How Adobe Construction Works

Add Water, Then Stir

These adobe homes in Taos, N.M. were built with building techniques that trace back nearly 3,000 years.
These adobe homes in Taos, N.M. were built with building techniques that trace back nearly 3,000 years.
Sam Diephuis/Getty Images

Most adobe construction today follows many of the same principles used since the 9th century B.C. -- that is, make mud bricks and leave them out to dry. Some brick-makers use variations: They use artificial heat rather than the sun to dry the bricks, or pour the adobe mixture into larger molds rather than making individual bricks. Others add cement, asphalt or other substances to make the bricks stronger. But bricks that have been dried by fire or that have additives don't have the same appearance and texture as those made in the traditional ways. If you don't want to do it yourself, you can buy ready-made bricks.

Here's how adobe bricks are made:


  • Sand and clay are mixed with water.
  • Straw or grass (and sometimes manure) is usually added. This helps the mud shrink into uniform brick shapes as it dries.
  • The mud mixture is put into wooden forms and leveled by hand. You can make them any size or shape you want, but they should be easy to move by hand.
  • The bricks are removed from the forms and laid onto a surface in the sun that's covered with straw or grass.
  • After they have dried for a few days, the bricks are set on their edges for at least four weeks of air-drying.

Here's the basic method for building with adobe bricks:

  • Build your foundation. Adobe houses usually don't have basements. Foundations can be made of stones or other locally available materials.
  • Lay the bricks with mortar. Mud works best because it shrinks and swells with the bricks. Cement and similar mortars are too strong and rigid.
  • Stack bricks together to make thick walls -- 10 inches (25.4 centimeters) or more -- for strength. This mass helps cool the house summer and warm it in winter. Adobe houses are usually rectangular and rarely more than two stories high.
  • Leave openings for doors and windows. There shouldn't be too many, as they will weaken the structure. Use wooden lintels (supports) over openings.
  • Choose a roof. Roofs on adobe houses traditionally vary with the location. Many choose thatched roofs. Fairly flat but not level roofs (water needs to run off) are common. Often, builders use logs or rough timbers (called vigas) as beams, with sticks laid over and between them under the roofing. Some people use adobe mud as roofing.
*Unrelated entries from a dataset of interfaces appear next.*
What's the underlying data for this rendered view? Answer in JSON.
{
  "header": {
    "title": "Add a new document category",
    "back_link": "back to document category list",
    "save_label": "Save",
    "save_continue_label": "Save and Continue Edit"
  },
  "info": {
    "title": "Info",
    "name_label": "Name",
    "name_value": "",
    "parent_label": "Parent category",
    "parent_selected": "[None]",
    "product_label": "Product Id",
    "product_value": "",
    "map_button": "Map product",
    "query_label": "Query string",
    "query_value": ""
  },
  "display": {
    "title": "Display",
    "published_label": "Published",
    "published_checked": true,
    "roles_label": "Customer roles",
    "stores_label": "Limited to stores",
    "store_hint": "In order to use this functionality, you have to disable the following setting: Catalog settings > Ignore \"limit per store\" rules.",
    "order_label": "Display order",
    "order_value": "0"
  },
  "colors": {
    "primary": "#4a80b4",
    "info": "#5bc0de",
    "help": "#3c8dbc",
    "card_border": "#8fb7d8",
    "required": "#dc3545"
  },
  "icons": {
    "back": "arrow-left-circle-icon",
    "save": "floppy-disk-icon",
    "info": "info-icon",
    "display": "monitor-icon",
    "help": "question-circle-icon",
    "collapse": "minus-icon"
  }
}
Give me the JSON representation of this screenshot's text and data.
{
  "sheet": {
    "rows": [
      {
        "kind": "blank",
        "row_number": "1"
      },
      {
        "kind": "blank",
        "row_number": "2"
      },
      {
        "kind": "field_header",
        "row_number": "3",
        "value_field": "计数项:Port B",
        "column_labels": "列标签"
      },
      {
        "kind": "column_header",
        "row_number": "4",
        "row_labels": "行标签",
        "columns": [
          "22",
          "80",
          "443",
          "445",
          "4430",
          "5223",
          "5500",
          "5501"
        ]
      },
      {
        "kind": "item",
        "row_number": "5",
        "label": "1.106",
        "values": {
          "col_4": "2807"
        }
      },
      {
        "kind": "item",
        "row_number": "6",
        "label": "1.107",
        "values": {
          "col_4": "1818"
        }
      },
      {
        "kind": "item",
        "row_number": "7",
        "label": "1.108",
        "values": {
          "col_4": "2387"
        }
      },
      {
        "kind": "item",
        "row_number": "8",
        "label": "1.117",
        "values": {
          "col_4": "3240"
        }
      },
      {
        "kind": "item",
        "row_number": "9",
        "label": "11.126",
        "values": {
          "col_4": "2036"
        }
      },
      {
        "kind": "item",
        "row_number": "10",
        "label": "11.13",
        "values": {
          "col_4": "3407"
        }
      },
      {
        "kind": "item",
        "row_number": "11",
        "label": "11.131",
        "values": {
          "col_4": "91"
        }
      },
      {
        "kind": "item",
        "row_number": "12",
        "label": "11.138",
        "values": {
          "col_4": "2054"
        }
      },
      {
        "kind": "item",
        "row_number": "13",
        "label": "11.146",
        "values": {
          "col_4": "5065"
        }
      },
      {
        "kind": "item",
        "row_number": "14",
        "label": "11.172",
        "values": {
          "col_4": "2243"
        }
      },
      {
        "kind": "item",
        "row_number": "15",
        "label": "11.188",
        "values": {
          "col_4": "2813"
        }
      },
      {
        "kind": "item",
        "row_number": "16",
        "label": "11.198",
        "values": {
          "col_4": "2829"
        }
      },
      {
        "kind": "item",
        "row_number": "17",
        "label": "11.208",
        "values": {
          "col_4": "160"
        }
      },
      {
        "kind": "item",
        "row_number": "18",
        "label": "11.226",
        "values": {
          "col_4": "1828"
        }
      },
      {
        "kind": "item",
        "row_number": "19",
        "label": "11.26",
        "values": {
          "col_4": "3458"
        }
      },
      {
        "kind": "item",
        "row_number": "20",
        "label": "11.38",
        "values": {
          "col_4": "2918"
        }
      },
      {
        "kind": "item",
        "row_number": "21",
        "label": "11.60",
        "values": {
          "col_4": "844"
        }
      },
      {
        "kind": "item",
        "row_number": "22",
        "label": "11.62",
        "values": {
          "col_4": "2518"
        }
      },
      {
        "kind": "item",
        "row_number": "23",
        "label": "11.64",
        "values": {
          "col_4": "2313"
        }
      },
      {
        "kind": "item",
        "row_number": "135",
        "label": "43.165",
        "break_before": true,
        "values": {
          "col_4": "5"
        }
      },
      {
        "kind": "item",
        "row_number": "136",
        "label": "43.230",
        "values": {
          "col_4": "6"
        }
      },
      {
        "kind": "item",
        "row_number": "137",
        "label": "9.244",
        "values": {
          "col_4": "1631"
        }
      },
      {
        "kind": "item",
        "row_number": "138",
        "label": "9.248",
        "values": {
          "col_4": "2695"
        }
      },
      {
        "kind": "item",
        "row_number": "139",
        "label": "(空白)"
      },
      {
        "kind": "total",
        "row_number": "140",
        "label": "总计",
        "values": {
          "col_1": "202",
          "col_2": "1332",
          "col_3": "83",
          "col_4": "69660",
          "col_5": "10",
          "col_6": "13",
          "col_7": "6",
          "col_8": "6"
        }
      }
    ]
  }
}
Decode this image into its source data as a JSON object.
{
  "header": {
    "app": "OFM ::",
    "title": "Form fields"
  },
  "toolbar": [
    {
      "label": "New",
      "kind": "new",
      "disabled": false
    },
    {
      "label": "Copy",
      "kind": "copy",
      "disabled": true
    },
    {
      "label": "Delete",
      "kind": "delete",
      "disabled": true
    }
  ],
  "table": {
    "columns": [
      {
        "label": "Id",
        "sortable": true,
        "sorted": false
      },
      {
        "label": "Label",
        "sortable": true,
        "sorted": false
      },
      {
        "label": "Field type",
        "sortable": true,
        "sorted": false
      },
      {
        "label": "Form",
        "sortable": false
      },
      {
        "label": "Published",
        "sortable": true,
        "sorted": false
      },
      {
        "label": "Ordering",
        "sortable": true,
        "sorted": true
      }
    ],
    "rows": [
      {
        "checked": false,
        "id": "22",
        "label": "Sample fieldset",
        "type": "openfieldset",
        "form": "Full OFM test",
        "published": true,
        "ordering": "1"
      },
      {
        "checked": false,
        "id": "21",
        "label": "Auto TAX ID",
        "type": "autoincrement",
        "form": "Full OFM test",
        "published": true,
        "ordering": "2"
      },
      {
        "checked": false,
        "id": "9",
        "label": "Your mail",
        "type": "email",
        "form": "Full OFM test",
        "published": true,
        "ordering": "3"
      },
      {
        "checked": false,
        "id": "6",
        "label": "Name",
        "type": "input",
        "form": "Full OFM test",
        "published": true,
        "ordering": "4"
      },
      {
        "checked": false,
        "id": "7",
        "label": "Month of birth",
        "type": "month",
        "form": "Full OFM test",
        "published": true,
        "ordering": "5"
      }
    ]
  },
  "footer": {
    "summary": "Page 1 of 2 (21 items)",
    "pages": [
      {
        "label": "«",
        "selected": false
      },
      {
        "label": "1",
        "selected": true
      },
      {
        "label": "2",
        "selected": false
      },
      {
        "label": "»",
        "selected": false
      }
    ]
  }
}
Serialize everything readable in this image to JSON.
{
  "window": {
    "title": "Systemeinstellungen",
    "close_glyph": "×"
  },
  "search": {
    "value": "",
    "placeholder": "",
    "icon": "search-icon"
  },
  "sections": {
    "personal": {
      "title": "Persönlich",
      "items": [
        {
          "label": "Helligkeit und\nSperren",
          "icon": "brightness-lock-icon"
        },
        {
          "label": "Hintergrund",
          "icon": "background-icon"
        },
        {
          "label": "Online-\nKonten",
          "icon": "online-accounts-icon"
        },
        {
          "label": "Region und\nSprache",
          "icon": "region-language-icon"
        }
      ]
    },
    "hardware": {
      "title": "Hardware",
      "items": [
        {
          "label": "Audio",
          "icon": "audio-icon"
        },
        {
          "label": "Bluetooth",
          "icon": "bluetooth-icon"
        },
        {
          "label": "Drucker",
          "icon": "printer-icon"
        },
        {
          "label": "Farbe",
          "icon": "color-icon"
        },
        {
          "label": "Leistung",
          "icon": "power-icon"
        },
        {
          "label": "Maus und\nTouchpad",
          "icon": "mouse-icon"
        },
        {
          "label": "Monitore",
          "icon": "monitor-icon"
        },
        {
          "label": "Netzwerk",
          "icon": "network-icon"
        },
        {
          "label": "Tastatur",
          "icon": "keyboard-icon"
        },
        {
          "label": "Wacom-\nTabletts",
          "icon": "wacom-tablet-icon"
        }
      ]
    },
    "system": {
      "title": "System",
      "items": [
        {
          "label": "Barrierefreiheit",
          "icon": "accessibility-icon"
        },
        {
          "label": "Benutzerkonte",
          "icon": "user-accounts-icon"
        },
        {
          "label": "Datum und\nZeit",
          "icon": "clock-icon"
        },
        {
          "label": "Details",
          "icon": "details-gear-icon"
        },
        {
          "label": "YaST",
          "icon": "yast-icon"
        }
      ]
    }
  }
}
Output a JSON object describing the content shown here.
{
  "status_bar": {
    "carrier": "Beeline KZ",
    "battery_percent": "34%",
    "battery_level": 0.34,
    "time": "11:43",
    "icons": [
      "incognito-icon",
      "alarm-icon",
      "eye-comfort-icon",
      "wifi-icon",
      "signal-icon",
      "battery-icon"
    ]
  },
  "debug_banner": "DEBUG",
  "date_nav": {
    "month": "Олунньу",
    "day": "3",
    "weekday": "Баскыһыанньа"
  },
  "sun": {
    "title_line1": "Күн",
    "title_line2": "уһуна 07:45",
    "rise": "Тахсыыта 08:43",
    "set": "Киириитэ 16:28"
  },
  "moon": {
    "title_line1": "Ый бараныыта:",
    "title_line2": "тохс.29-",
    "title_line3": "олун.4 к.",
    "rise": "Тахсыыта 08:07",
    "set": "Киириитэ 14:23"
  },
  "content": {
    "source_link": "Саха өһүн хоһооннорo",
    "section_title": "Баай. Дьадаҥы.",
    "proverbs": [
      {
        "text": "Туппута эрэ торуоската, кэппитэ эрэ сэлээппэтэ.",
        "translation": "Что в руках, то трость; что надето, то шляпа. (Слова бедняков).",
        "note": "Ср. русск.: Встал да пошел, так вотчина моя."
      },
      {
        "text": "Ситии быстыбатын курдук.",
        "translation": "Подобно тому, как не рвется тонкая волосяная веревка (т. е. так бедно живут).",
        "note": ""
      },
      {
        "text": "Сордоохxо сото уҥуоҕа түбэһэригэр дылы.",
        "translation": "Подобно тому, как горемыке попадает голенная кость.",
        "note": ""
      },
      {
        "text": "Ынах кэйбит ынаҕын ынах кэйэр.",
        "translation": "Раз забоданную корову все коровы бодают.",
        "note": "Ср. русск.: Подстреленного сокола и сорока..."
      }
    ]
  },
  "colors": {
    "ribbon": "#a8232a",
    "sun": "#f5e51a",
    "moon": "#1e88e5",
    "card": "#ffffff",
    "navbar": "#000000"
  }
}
Today, builders like terra cotta tile, wooden shingles and metal roofing.
  • Select a coating. Builders use coatings of mud plaster, whitewash, lime plaster and cement stucco to protect adobe walls.

Adobe may have a long history, but it's positively cutting-edge in some circles. Read on to find out more about modern adobe construction.